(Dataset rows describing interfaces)

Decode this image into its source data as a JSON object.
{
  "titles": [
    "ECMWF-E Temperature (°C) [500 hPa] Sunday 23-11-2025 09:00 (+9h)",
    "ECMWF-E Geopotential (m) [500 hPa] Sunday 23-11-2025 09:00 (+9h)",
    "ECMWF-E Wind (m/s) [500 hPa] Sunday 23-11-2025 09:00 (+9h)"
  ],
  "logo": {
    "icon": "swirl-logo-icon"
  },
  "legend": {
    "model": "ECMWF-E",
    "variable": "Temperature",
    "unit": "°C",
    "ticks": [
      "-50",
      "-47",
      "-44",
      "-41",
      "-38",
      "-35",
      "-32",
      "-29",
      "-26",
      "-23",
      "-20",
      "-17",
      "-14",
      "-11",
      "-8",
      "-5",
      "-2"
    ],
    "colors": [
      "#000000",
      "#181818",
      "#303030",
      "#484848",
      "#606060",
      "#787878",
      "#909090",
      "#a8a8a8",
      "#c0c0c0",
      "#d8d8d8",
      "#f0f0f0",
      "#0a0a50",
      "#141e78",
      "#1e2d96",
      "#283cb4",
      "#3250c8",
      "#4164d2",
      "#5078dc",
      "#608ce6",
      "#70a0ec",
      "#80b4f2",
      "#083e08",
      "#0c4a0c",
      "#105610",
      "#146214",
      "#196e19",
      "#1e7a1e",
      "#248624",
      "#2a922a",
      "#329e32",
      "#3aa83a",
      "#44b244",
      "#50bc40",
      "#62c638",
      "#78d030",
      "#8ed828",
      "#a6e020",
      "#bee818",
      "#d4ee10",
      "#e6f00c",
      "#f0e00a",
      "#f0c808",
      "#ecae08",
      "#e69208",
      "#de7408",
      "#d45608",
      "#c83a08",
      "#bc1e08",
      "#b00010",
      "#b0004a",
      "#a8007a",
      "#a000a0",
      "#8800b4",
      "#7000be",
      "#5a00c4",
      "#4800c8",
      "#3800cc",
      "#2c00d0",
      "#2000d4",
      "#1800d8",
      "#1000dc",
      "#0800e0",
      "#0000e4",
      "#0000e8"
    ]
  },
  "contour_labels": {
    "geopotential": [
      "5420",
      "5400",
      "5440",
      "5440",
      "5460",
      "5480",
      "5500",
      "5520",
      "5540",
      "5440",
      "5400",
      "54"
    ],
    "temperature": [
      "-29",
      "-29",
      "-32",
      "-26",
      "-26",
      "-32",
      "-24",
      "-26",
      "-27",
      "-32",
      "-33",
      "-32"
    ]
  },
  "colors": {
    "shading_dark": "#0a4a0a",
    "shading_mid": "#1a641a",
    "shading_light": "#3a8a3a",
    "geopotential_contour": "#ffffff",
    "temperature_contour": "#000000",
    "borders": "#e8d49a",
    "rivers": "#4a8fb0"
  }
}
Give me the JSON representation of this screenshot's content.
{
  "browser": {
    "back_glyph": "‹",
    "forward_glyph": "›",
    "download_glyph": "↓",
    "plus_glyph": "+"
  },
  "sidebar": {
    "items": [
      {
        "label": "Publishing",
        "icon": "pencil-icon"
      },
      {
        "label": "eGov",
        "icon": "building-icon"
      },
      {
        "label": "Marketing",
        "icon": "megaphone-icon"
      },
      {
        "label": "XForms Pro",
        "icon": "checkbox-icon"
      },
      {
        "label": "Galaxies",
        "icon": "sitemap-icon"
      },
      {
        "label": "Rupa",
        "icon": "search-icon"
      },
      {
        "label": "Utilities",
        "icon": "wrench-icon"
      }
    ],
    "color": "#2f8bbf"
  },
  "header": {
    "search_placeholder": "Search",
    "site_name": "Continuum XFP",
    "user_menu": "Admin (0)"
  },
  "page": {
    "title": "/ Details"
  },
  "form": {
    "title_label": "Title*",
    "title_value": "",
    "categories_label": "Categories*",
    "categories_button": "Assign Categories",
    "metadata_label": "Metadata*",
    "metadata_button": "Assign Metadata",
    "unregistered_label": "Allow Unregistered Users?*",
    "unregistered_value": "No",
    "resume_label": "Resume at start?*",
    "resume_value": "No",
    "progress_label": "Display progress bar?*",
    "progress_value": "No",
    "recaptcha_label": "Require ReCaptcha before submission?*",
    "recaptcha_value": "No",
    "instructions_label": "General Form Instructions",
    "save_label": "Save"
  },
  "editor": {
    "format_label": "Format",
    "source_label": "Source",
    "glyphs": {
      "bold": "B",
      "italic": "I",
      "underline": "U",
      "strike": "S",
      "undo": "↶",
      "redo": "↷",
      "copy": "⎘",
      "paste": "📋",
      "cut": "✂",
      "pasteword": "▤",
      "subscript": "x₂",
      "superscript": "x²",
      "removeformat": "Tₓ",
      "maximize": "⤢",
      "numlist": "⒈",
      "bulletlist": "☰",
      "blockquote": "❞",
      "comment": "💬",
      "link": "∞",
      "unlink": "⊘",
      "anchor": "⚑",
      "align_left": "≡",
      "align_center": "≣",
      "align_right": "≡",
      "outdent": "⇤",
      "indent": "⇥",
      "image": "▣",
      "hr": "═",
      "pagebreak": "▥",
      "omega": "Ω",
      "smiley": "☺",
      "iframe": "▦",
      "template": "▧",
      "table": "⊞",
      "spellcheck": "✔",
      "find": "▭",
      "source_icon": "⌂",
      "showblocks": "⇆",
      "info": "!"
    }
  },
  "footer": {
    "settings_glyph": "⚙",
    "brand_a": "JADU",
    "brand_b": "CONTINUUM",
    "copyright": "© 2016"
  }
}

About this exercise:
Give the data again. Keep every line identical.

Result of this task:
Decode this image into its source data as a JSON object.
{
  "titles": [
    "ECMWF-E Temperature (°C) [500 hPa] Sunday 23-11-2025 09:00 (+9h)",
    "ECMWF-E Geopotential (m) [500 hPa] Sunday 23-11-2025 09:00 (+9h)",
    "ECMWF-E Wind (m/s) [500 hPa] Sunday 23-11-2025 09:00 (+9h)"
  ],
  "logo": {
    "icon": "swirl-logo-icon"
  },
  "legend": {
    "model": "ECMWF-E",
    "variable": "Temperature",
    "unit": "°C",
    "ticks": [
      "-50",
      "-47",
      "-44",
      "-41",
      "-38",
      "-35",
      "-32",
      "-29",
      "-26",
      "-23",
      "-20",
      "-17",
      "-14",
      "-11",
      "-8",
      "-5",
      "-2"
    ],
    "colors": [
      "#000000",
      "#181818",
      "#303030",
      "#484848",
      "#606060",
      "#787878",
      "#909090",
      "#a8a8a8",
      "#c0c0c0",
      "#d8d8d8",
      "#f0f0f0",
      "#0a0a50",
      "#141e78",
      "#1e2d96",
      "#283cb4",
      "#3250c8",
      "#4164d2",
      "#5078dc",
      "#608ce6",
      "#70a0ec",
      "#80b4f2",
      "#083e08",
      "#0c4a0c",
      "#105610",
      "#146214",
      "#196e19",
      "#1e7a1e",
      "#248624",
      "#2a922a",
      "#329e32",
      "#3aa83a",
      "#44b244",
      "#50bc40",
      "#62c638",
      "#78d030",
      "#8ed828",
      "#a6e020",
      "#bee818",
      "#d4ee10",
      "#e6f00c",
      "#f0e00a",
      "#f0c808",
      "#ecae08",
      "#e69208",
      "#de7408",
      "#d45608",
      "#c83a08",
      "#bc1e08",
      "#b00010",
      "#b0004a",
      "#a8007a",
      "#a000a0",
      "#8800b4",
      "#7000be",
      "#5a00c4",
      "#4800c8",
      "#3800cc",
      "#2c00d0",
      "#2000d4",
      "#1800d8",
      "#1000dc",
      "#0800e0",
      "#0000e4",
      "#0000e8"
    ]
  },
  "contour_labels": {
    "geopotential": [
      "5420",
      "5400",
      "5440",
      "5440",
      "5460",
      "5480",
      "5500",
      "5520",
      "5540",
      "5440",
      "5400",
      "54"
    ],
    "temperature": [
      "-29",
      "-29",
      "-32",
      "-26",
      "-26",
      "-32",
      "-24",
      "-26",
      "-27",
      "-32",
      "-33",
      "-32"
    ]
  },
  "colors": {
    "shading_dark": "#0a4a0a",
    "shading_mid": "#1a641a",
    "shading_light": "#3a8a3a",
    "geopotential_contour": "#ffffff",
    "temperature_contour": "#000000",
    "borders": "#e8d49a",
    "rivers": "#4a8fb0"
  }
}
Give me the JSON representation of this screenshot's content.
{
  "browser": {
    "back_glyph": "‹",
    "forward_glyph": "›",
    "download_glyph": "↓",
    "plus_glyph": "+"
  },
  "sidebar": {
    "items": [
      {
        "label": "Publishing",
        "icon": "pencil-icon"
      },
      {
        "label": "eGov",
        "icon": "building-icon"
      },
      {
        "label": "Marketing",
        "icon": "megaphone-icon"
      },
      {
        "label": "XForms Pro",
        "icon": "checkbox-icon"
      },
      {
        "label": "Galaxies",
        "icon": "sitemap-icon"
      },
      {
        "label": "Rupa",
        "icon": "search-icon"
      },
      {
        "label": "Utilities",
        "icon": "wrench-icon"
      }
    ],
    "color": "#2f8bbf"
  },
  "header": {
    "search_placeholder": "Search",
    "site_name": "Continuum XFP",
    "user_menu": "Admin (0)"
  },
  "page": {
    "title": "/ Details"
  },
  "form": {
    "title_label": "Title*",
    "title_value": "",
    "categories_label": "Categories*",
    "categories_button": "Assign Categories",
    "metadata_label": "Metadata*",
    "metadata_button": "Assign Metadata",
    "unregistered_label": "Allow Unregistered Users?*",
    "unregistered_value": "No",
    "resume_label": "Resume at start?*",
    "resume_value": "No",
    "progress_label": "Display progress bar?*",
    "progress_value": "No",
    "recaptcha_label": "Require ReCaptcha before submission?*",
    "recaptcha_value": "No",
    "instructions_label": "General Form Instructions",
    "save_label": "Save"
  },
  "editor": {
    "format_label": "Format",
    "source_label": "Source",
    "glyphs": {
      "bold": "B",
      "italic": "I",
      "underline": "U",
      "strike": "S",
      "undo": "↶",
      "redo": "↷",
      "copy": "⎘",
      "paste": "📋",
      "cut": "✂",
      "pasteword": "▤",
      "subscript": "x₂",
      "superscript": "x²",
      "removeformat": "Tₓ",
      "maximize": "⤢",
      "numlist": "⒈",
      "bulletlist": "☰",
      "blockquote": "❞",
      "comment": "💬",
      "link": "∞",
      "unlink": "⊘",
      "anchor": "⚑",
      "align_left": "≡",
      "align_center": "≣",
      "align_right": "≡",
      "outdent": "⇤",
      "indent": "⇥",
      "image": "▣",
      "hr": "═",
      "pagebreak": "▥",
      "omega": "Ω",
      "smiley": "☺",
      "iframe": "▦",
      "template": "▧",
      "table": "⊞",
      "spellcheck": "✔",
      "find": "▭",
      "source_icon": "⌂",
      "showblocks": "⇆",
      "info": "!"
    }
  },
  "footer": {
    "settings_glyph": "⚙",
    "brand_a": "JADU",
    "brand_b": "CONTINUUM",
    "copyright": "© 2016"
  }
}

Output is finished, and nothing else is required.